Please copy out the lines in the entries that contain "väzieb".

━━ Data records ━━

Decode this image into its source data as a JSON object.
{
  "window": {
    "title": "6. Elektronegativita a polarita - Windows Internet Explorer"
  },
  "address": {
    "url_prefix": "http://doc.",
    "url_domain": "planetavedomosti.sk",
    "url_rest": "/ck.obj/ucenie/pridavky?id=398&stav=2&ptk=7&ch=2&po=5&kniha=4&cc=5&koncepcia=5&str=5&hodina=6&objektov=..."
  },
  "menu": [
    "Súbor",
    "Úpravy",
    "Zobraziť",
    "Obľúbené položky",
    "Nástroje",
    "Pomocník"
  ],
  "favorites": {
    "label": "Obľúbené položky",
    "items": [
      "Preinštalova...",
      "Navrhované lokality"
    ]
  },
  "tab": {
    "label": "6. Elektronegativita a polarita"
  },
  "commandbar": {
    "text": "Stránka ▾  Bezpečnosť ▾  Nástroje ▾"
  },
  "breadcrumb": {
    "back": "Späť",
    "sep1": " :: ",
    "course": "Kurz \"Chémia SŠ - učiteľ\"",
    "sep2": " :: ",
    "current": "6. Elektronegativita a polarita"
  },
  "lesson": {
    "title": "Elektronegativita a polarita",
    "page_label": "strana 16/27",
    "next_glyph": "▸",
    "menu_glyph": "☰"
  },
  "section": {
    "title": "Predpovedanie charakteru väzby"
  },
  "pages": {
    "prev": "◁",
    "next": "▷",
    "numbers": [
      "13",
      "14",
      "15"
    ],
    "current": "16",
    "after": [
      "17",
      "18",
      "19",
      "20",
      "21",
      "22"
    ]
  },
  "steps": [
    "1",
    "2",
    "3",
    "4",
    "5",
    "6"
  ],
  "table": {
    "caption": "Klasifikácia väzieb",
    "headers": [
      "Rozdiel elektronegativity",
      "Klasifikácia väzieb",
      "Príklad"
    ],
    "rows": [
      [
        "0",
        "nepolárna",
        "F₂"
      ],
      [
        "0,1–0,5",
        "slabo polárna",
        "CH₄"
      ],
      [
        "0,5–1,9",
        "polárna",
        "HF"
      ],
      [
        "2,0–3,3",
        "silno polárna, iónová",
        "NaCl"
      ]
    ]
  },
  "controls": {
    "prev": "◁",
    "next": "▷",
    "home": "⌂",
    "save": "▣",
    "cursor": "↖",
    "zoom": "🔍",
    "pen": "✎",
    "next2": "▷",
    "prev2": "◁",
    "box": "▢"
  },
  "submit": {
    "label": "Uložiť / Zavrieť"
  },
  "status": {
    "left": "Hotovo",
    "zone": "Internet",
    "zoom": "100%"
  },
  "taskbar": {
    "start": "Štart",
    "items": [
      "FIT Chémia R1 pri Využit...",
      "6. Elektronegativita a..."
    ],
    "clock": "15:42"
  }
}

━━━

Response box:
    "caption": "Klasifikácia väzieb",
      "Klasifikácia väzieb",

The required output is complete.